◆ REQUIREMENT ◆
A word-for-word copy of the whole listing is the required answer.

◆ PROVIDED DATA ◆
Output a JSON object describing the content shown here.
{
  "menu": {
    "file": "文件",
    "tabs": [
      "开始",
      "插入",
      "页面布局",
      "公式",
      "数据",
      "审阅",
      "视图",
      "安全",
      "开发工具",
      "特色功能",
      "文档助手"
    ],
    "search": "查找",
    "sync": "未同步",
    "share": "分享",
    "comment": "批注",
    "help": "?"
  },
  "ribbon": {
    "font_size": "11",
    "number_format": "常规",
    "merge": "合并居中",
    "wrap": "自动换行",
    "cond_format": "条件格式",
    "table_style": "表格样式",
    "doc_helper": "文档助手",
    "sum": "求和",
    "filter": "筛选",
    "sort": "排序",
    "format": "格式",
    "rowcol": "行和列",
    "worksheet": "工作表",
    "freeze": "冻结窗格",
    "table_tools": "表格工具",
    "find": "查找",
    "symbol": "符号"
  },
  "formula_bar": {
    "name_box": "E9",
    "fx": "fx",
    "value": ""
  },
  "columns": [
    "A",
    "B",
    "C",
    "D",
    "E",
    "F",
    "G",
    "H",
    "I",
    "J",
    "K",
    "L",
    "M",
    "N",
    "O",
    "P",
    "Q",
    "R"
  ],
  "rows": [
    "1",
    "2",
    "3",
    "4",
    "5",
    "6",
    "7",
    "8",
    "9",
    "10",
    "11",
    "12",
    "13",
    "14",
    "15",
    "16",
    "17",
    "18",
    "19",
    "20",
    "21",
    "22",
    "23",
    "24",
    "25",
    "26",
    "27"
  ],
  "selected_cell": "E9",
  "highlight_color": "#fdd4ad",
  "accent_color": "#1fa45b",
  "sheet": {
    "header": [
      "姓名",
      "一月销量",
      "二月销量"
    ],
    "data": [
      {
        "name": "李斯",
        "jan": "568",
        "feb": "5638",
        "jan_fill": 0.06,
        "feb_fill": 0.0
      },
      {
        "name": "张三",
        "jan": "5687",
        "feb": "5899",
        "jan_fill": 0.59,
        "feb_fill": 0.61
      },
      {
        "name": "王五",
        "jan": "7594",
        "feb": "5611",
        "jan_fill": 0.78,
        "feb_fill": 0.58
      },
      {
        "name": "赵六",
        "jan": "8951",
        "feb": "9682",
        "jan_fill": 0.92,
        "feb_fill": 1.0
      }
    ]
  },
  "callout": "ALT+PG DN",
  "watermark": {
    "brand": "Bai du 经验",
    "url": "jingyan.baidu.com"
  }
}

◆ EXERCISE OUTPUT ◆
Output a JSON object describing the content shown here.
{
  "menu": {
    "file": "文件",
    "tabs": [
      "开始",
      "插入",
      "页面布局",
      "公式",
      "数据",
      "审阅",
      "视图",
      "安全",
      "开发工具",
      "特色功能",
      "文档助手"
    ],
    "search": "查找",
    "sync": "未同步",
    "share": "分享",
    "comment": "批注",
    "help": "?"
  },
  "ribbon": {
    "font_size": "11",
    "number_format": "常规",
    "merge": "合并居中",
    "wrap": "自动换行",
    "cond_format": "条件格式",
    "table_style": "表格样式",
    "doc_helper": "文档助手",
    "sum": "求和",
    "filter": "筛选",
    "sort": "排序",
    "format": "格式",
    "rowcol": "行和列",
    "worksheet": "工作表",
    "freeze": "冻结窗格",
    "table_tools": "表格工具",
    "find": "查找",
    "symbol": "符号"
  },
  "formula_bar": {
    "name_box": "E9",
    "fx": "fx",
    "value": ""
  },
  "columns": [
    "A",
    "B",
    "C",
    "D",
    "E",
    "F",
    "G",
    "H",
    "I",
    "J",
    "K",
    "L",
    "M",
    "N",
    "O",
    "P",
    "Q",
    "R"
  ],
  "rows": [
    "1",
    "2",
    "3",
    "4",
    "5",
    "6",
    "7",
    "8",
    "9",
    "10",
    "11",
    "12",
    "13",
    "14",
    "15",
    "16",
    "17",
    "18",
    "19",
    "20",
    "21",
    "22",
    "23",
    "24",
    "25",
    "26",
    "27"
  ],
  "selected_cell": "E9",
  "highlight_color": "#fdd4ad",
  "accent_color": "#1fa45b",
  "sheet": {
    "header": [
      "姓名",
      "一月销量",
      "二月销量"
    ],
    "data": [
      {
        "name": "李斯",
        "jan": "568",
        "feb": "5638",
        "jan_fill": 0.06,
        "feb_fill": 0.0
      },
      {
        "name": "张三",
        "jan": "5687",
        "feb": "5899",
        "jan_fill": 0.59,
        "feb_fill": 0.61
      },
      {
        "name": "王五",
        "jan": "7594",
        "feb": "5611",
        "jan_fill": 0.78,
        "feb_fill": 0.58
      },
      {
        "name": "赵六",
        "jan": "8951",
        "feb": "9682",
        "jan_fill": 0.92,
        "feb_fill": 1.0
      }
    ]
  },
  "callout": "ALT+PG DN",
  "watermark": {
    "brand": "Bai du 经验",
    "url": "jingyan.baidu.com"
  }
}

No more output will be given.